Phenotypic behavior of a group of organisms can be studied using a range of molecular evolutionary tools that help to determine evolutionary relationships. Traditionally a gene or a set of gene sequences was used for generating phylogenetic trees. Incomplete evolutionary information in few selected genes causes problems in phylogenetic tree construction. Whole genomes are used as remedy. Now, the task is to identify the suitable parameters to extract the hidden information from whole genome sequences that truly represent evolutionary information. In this study we explored a random anchor (a stretch of 100 nucleotides) based approach (ABWGP) for finding distance between any two genomes, and used the distance estimates to compute evolutionary trees. A number of strains and species of Mycobacteria were used for this study. Anchor-derived parameters, such as cumulative normalized score, anchor order and indels were computed in a pair-wise manner, and the scores were used to compute distance/phylogenetic trees. The strength of branching was determined by bootstrap analysis. The terminal branches are clearly discernable using the distance estimates described here. In general, different measures gave similar trees except the trees based on indels. Overall the tree topology reflected the known biology of the organisms. This was also true for different strains of Escherichia coli. A new whole genome-based approach has been described here for studying evolutionary relationships among bacterial strains and species.

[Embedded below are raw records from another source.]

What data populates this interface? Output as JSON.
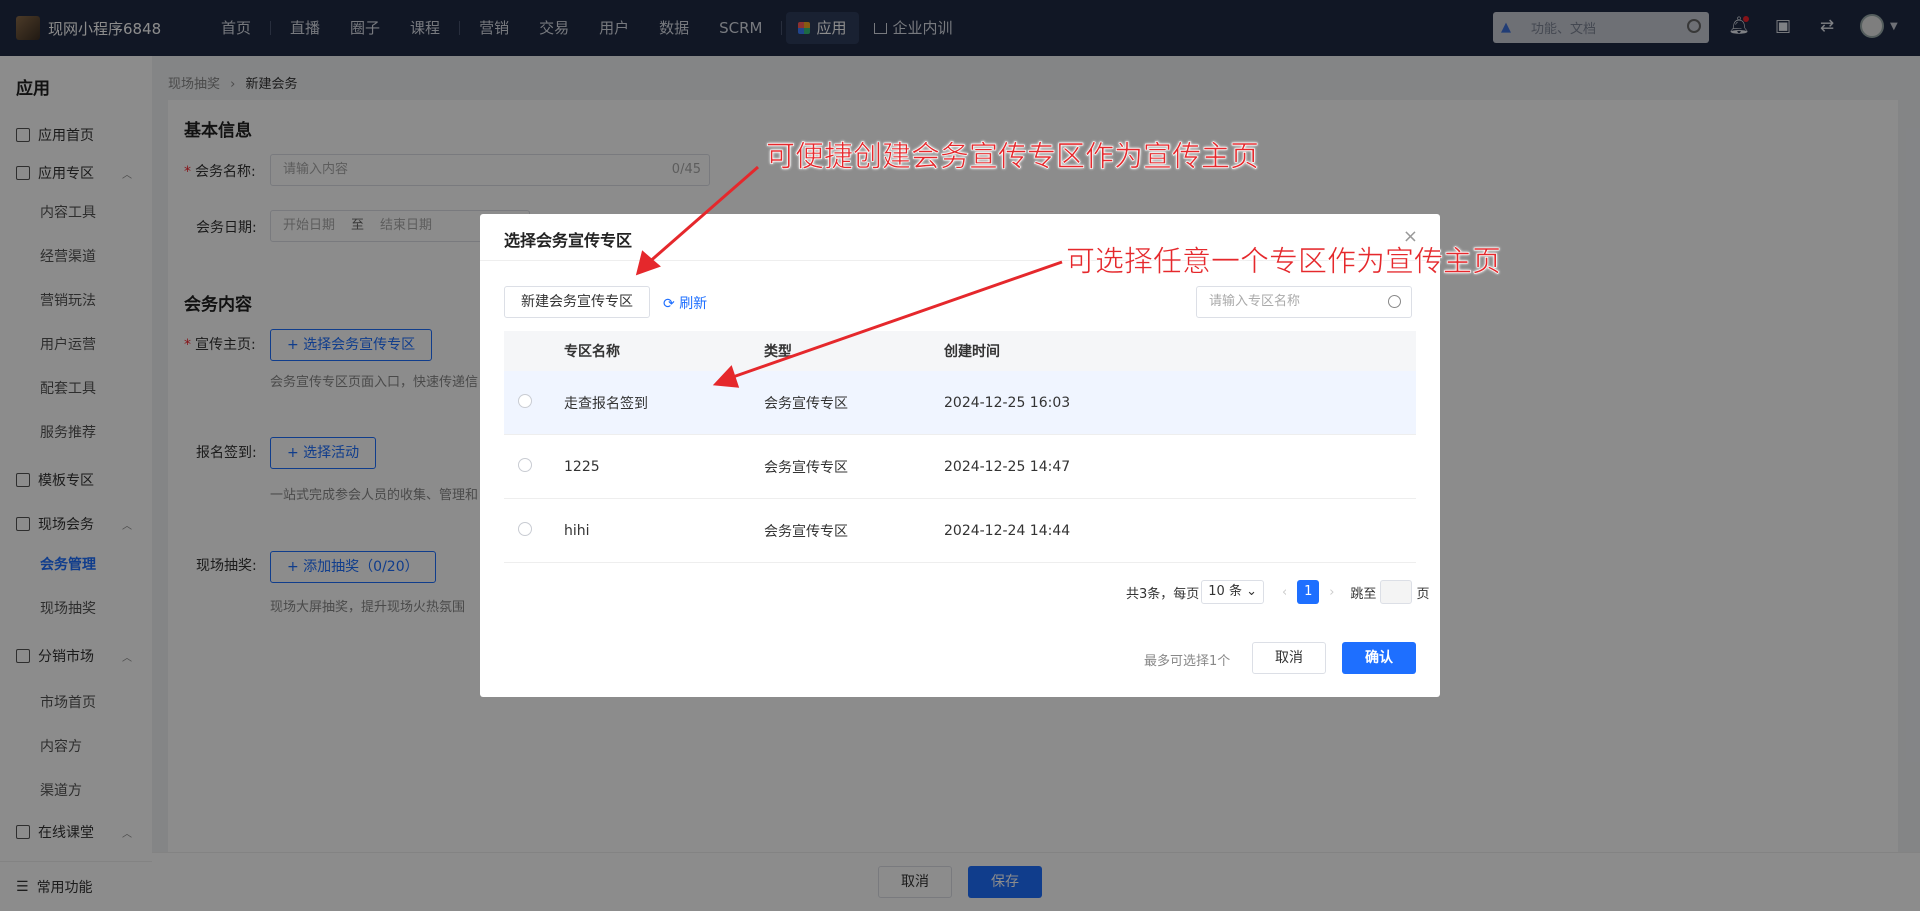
{
  "topbar": {
    "brand": "现网小程序6848",
    "nav": [
      "首页",
      "直播",
      "圈子",
      "课程",
      "营销",
      "交易",
      "用户",
      "数据",
      "SCRM"
    ],
    "nav_active": "应用",
    "nav_last": "企业内训",
    "search_placeholder": "功能、文档"
  },
  "sidebar": {
    "title": "应用",
    "items": [
      {
        "label": "应用首页"
      },
      {
        "label": "应用专区"
      },
      {
        "label": "内容工具"
      },
      {
        "label": "经营渠道"
      },
      {
        "label": "营销玩法"
      },
      {
        "label": "用户运营"
      },
      {
        "label": "配套工具"
      },
      {
        "label": "服务推荐"
      },
      {
        "label": "模板专区"
      },
      {
        "label": "现场会务"
      },
      {
        "label": "会务管理"
      },
      {
        "label": "现场抽奖"
      },
      {
        "label": "分销市场"
      },
      {
        "label": "市场首页"
      },
      {
        "label": "内容方"
      },
      {
        "label": "渠道方"
      },
      {
        "label": "在线课堂"
      }
    ],
    "bottom": "常用功能"
  },
  "breadcrumb": {
    "parent": "现场抽奖",
    "sep": "›",
    "current": "新建会务"
  },
  "form": {
    "basic_title": "基本信息",
    "name_label": "会务名称:",
    "name_placeholder": "请输入内容",
    "name_count": "0/45",
    "date_label": "会务日期:",
    "date_start": "开始日期",
    "date_to": "至",
    "date_end": "结束日期",
    "content_title": "会务内容",
    "promo_label": "宣传主页:",
    "promo_btn": "+ 选择会务宣传专区",
    "promo_desc": "会务宣传专区页面入口，快速传递信",
    "signin_label": "报名签到:",
    "signin_btn": "+ 选择活动",
    "signin_desc": "一站式完成参会人员的收集、管理和",
    "lottery_label": "现场抽奖:",
    "lottery_btn": "+ 添加抽奖（0/20）",
    "lottery_desc": "现场大屏抽奖，提升现场火热氛围"
  },
  "footer": {
    "cancel": "取消",
    "save": "保存"
  },
  "modal": {
    "title": "选择会务宣传专区",
    "close": "×",
    "new_btn": "新建会务宣传专区",
    "refresh": "刷新",
    "search_placeholder": "请输入专区名称",
    "columns": [
      "专区名称",
      "类型",
      "创建时间"
    ],
    "rows": [
      {
        "name": "走查报名签到",
        "type": "会务宣传专区",
        "time": "2024-12-25 16:03"
      },
      {
        "name": "1225",
        "type": "会务宣传专区",
        "time": "2024-12-25 14:47"
      },
      {
        "name": "hihi",
        "type": "会务宣传专区",
        "time": "2024-12-24 14:44"
      }
    ],
    "pager": {
      "total": "共3条，每页",
      "size": "10 条",
      "page": "1",
      "jump": "跳至",
      "page_unit": "页"
    },
    "hint": "最多可选择1个",
    "cancel": "取消",
    "confirm": "确认"
  },
  "annotations": {
    "a1": "可便捷创建会务宣传专区作为宣传主页",
    "a2": "可选择任意一个专区作为宣传主页"
  },
  "colors": {
    "primary": "#1e6fff",
    "topbar": "#1f2a44",
    "annotation": "#e5282c"
  }
}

Vishnoi, A., Roy, R., Prasad, H. K., & Bhattacharya, A. (2010). Anchor-based whole genome phylogeny (ABWGP): A tool for inferring evolutionary relationship among closely related microorganims. PLoS ONE, 5(11). https://doi.org/10.1371/journal.pone.0014159